On the opposite side, the two most desirable behaviors – comparably high average balances that translate into a solid interest income – offset by far the fixed costs required to serve or maintain these accounts and the amortized costs of having originated them in the first place.
Another fundamental element for product profitability comes from additional income streams. In the case of FSP1, this comes from the adjacent savings and lending products. We considered penetration rates (per current account), balance growth, interest paid out, and blended interest earned by the institution’s investments to estimate the relevance of this particular element to the institution’s overall performance. We can view the overall portfolio dynamics in terms of net profitability.
In the chart below we see that savings is designed to break even (since the contribution is negligible, the orange bars are not visible in the plot) as an anchor product to attract users to an amplified portfolio, which in turn contributes to a profitable portfolio at a customer-level. Current accounts and adjacent products as loans accelerate the return a few years after both products become profitable.

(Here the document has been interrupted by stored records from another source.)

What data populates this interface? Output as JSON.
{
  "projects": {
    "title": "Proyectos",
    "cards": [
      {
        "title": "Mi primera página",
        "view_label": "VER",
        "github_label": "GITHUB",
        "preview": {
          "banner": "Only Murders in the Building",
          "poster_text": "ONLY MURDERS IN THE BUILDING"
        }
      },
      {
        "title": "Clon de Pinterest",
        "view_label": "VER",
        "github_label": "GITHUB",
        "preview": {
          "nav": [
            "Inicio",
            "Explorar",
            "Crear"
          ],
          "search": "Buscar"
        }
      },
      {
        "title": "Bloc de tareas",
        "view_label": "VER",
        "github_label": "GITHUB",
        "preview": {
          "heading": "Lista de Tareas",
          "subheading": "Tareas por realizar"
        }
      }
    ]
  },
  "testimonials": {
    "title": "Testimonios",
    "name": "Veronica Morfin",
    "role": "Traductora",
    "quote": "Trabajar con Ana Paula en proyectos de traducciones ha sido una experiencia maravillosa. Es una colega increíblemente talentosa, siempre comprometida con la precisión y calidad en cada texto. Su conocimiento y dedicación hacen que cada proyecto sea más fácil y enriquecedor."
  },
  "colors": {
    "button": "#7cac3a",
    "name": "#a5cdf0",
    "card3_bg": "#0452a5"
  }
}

When we looked across FSP2’s rollups across the entire product suite, we saw that they were profitable at the balance sheet level. However, by leveraging the motif distribution and unit costing analyses for the transaction account as listed above, we were able to examine that product’s costs in isolation. As mentioned earlier in the document, we noted a high level of dormancy, which is a significant cost with low to no returns, and also a reflection of customer challenges we noted in the survey results.
In further isolating the portion of FSP2’s portfolio that represented non-dormant accounts, we drew a secondary area for potential improvement. Despite the product being a mass-market transactional account, the unit costing reflects that of a savings product. While around half of of the customer base was indeed using this for savings behavior (i.e. Balance Sustainer, Accretive Saver), the portion using it for transactional use cases are driving significant net costs for the product. Relabeling the product in marketing, or (preferably, for the sake of inclusiveness) refining the business model to match behavior could improve the profitability of the product, and reduce reliance on revenues from adjacent products.
In the cases of both FSP1 and FSP2, the executive, financial, product strategy, and marketing teams saw the utility exhibited by this holistic approach that tied customers perspectives to product usage and their own bottom line. In both cases, they also expressed an eagerness to incorporate the findings into their respective roadmaps, which continues even to the time of writing.
Final thoughts & extending the approach
While we have typically leveraged this approach while working with one given financial service provider at a time, a formal treatment of this approach across a set of institutions has the potential to lead to extraction of valuable higher-level trends and insights as well. For instance, running these analyses across institutions varying in type (e.g. brick-and-mortar vs digital bank) or geography can be useful in comparing, contrasting, and benchmarking. Or, running across institutions in a given market could highlight competitive advantages between institutions, systemic gaps across institutions, and network effects specific to that market.
Overall, in the meantime we have consistently found this analysis can be useful in conjunction with the demand-side research to understand what competitive advantages and barriers to account adoption and usage are, and what steps the partner should take to ensure the most optimal path to viability.
Inclusion and your bottom line
A new mixed-method approach to characterizing and measuring inclusiveness for financial products and services, as carried out in Kenya, South Africa and Nigeria